In my recipe section this month I’m featuring a warming dish my youngest daughter asked me for as she remembers it as one of her favourites from her childhood days at home. Now she’s about to get married and has her own recipe blog. Do visit to read more about it at http://irmanisfavouriterecipes.blogspot.co.uk  as it has some really lovely suggestions to try. My maternal  grandfather whose family in Austria had Viennese coffee houses came to London to train in the Savoy Hotel and never left after marrying my English grandmother. Love of cooking seems to be in our family genes.

With Easter just around the corner, see the how to make a sparkly bird in my Craft section and for suggestions of how to ward off hay fever with preventative medicines before the pollen season lies you low, see my Remedy section and start now!

 

Well Dressings Bakewell

Well Dressings Bakewell

Well Dressings Bakewell

 

FEBRUARY 2013

For bleak midwinter beauty, this is the perfect month to visit Dunham Massey in Altrincham, Cheshire, WA14 4SJ. (www.nationaltrust.org.uk/dunhammassey).  Containing the largest Winter Garden in Europe, it features a wonderful collection of plants, trees and shrubs that look at their best at this time of the year.
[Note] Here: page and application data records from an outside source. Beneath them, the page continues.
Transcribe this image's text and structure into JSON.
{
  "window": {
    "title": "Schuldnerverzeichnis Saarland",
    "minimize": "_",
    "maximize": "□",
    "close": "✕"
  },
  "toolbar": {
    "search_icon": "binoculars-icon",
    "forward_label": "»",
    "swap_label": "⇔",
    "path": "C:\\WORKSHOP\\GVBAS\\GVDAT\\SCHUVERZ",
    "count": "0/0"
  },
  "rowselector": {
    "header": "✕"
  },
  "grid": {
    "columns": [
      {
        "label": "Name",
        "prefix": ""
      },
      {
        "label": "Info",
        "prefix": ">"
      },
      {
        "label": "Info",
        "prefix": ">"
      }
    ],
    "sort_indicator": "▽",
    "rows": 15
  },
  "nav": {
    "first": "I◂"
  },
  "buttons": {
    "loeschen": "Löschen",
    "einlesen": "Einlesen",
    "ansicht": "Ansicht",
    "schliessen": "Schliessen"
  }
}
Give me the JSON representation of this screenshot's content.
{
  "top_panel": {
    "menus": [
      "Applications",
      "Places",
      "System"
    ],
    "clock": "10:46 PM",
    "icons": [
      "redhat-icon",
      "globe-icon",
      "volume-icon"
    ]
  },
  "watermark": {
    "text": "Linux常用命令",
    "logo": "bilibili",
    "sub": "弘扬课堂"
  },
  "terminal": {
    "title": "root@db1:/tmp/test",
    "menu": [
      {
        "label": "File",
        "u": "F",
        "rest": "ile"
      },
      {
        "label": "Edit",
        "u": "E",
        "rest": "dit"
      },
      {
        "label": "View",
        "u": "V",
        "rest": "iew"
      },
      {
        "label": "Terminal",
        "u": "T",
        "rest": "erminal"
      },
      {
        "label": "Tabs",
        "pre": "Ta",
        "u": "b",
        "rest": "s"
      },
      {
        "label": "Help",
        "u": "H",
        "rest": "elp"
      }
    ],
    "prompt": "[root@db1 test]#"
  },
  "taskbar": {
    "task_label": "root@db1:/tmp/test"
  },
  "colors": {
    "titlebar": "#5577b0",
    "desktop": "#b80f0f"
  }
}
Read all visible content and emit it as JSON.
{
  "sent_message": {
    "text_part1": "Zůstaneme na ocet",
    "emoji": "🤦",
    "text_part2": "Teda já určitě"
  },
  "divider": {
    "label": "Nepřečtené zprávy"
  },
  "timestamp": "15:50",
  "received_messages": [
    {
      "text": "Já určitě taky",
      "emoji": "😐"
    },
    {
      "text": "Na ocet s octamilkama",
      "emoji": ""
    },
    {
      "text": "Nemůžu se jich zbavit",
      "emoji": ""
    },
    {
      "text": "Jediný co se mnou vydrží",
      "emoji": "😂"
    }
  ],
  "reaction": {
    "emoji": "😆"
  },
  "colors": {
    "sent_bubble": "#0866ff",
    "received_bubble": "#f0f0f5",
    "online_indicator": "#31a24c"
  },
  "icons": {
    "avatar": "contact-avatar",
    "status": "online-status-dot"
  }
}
Although the cold weather has delayed flowering in many species this year, when we visited at the beginning of February golden aconites, snowdrops, purple-berried Callicarpa Profusion, spidery Hamamelis Pallida, scarlet-stemmed dogwood and elephant-eared Bergenia all looked amazing. The groves of Himalayan silver birch under-planted with snowdrops and cerise-coloured cyclamen were really spectacular now they are becoming more established in this the fourth year of the Winter Garden.
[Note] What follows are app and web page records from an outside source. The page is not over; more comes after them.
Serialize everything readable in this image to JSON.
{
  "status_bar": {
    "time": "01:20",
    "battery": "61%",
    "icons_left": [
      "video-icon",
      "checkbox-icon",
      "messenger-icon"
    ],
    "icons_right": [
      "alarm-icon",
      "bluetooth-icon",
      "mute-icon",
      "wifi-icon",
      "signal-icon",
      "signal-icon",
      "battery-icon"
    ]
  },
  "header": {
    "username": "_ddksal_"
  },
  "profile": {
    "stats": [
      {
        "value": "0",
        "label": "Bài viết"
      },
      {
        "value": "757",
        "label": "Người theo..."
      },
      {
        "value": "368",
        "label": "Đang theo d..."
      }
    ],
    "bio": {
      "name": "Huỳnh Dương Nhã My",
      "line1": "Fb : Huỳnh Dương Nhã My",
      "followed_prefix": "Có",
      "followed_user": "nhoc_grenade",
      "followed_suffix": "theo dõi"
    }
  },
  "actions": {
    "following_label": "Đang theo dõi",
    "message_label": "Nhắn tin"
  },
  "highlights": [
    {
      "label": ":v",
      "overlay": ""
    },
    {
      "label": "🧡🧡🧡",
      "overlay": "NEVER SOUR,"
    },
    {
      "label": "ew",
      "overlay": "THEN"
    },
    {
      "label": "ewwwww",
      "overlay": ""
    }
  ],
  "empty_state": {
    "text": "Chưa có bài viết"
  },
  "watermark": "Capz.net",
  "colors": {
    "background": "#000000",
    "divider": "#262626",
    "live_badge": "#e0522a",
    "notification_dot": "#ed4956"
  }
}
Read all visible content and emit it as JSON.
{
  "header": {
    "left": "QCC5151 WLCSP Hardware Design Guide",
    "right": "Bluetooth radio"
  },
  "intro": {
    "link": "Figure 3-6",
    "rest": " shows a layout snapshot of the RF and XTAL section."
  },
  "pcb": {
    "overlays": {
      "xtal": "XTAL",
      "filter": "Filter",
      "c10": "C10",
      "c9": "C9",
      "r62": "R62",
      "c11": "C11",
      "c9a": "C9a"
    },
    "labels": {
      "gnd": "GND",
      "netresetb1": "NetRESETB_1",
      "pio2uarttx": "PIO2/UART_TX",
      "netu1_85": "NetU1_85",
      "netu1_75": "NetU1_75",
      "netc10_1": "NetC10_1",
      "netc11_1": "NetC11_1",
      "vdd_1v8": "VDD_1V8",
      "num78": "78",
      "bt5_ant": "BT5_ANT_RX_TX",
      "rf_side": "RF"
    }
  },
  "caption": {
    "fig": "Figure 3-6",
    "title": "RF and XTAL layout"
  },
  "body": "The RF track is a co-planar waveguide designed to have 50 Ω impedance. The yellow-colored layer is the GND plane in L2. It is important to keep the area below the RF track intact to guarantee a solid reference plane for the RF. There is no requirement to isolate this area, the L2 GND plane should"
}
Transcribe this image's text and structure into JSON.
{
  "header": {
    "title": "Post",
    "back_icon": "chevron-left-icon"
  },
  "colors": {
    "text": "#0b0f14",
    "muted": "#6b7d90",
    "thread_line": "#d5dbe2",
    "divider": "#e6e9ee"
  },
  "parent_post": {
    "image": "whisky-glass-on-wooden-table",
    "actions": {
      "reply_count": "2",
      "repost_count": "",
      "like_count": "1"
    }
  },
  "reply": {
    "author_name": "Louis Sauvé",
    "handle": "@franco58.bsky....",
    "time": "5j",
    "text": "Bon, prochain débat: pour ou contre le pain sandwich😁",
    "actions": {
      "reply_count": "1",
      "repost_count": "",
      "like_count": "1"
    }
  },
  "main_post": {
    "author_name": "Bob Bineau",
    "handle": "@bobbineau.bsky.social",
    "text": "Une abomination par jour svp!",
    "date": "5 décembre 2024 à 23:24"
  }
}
Gardens of this quality are so inspiring on my return I walked round my own little plot to see what was beginning to emerge. Hellebore, winter jasmine and the first red stalks of rhubarb are just starting to appear, and a few snowdrops, but all that can be seen so far of the many narcissi under my apple trees are the spiky leaf spears thrusting up.

If you feel too stiff for gardening, look at the Remedy section this month which features various suggestions to help with this symptom. And as this is the month of Valentine’s Day, why not try my Chocolate Valentine Hearts recipe in the Recipe section or consider making a Valentine card for someone special –see the Craft section.

 

Well Dressings Bakewell

Well Dressings Bakewell

JANUARY 2013

Happy New Year! This month, January, was named after the god Janus, who looks backwards and forwards at the same time. It’s a time for reflecting on the past and for making plans for the future and that’s why I enjoyed my winter visit to the Tittesworth Reservoir at Meerbrook, near Leek in Staffordshire so much. The still water of the reservoir, fed by the River Churnet, is a wonderful aid to quiet reflection, and an antidote to the busy Christmas period now behind us.

The weather at the moment may be damp, but the reservoir is still beautiful with the bare branches of the trees and bleached reeds that edge it reflected in the wide stretches of its water.  The reservoir is also home to many species of birds which can be seen from hides, and a variety of wooded trails to discover the resident wildlife. Nearby, the looming hills of The Roaches make an inviting backdrop; they always suggest the outline of a sleeping dinosaur or dragon to me, but this is not the month for climbing, I think. Better to have lunch at the Tittesworth Visitor centre managed by Severn Trent Water and enjoy a traditional Staffordshire warmed cheese and onion filled oat cake.

Later this month there may be the first signs of snowdrops. Although they mostly flower in February you may just be able to see some and they are so heartening at this time of the year. For a more slimming yet still filling recipe, have a look at my Recipe page to see how to make warming Oriental Crab & Noodle soup. And try my Ginger Tea remedy, a brilliant immune system booster, invaluable at this time of winter colds. And for something new to explore in the new year, visit my craft page where you can learn a new skill: decorating with traditional Narrow Boat painting designs.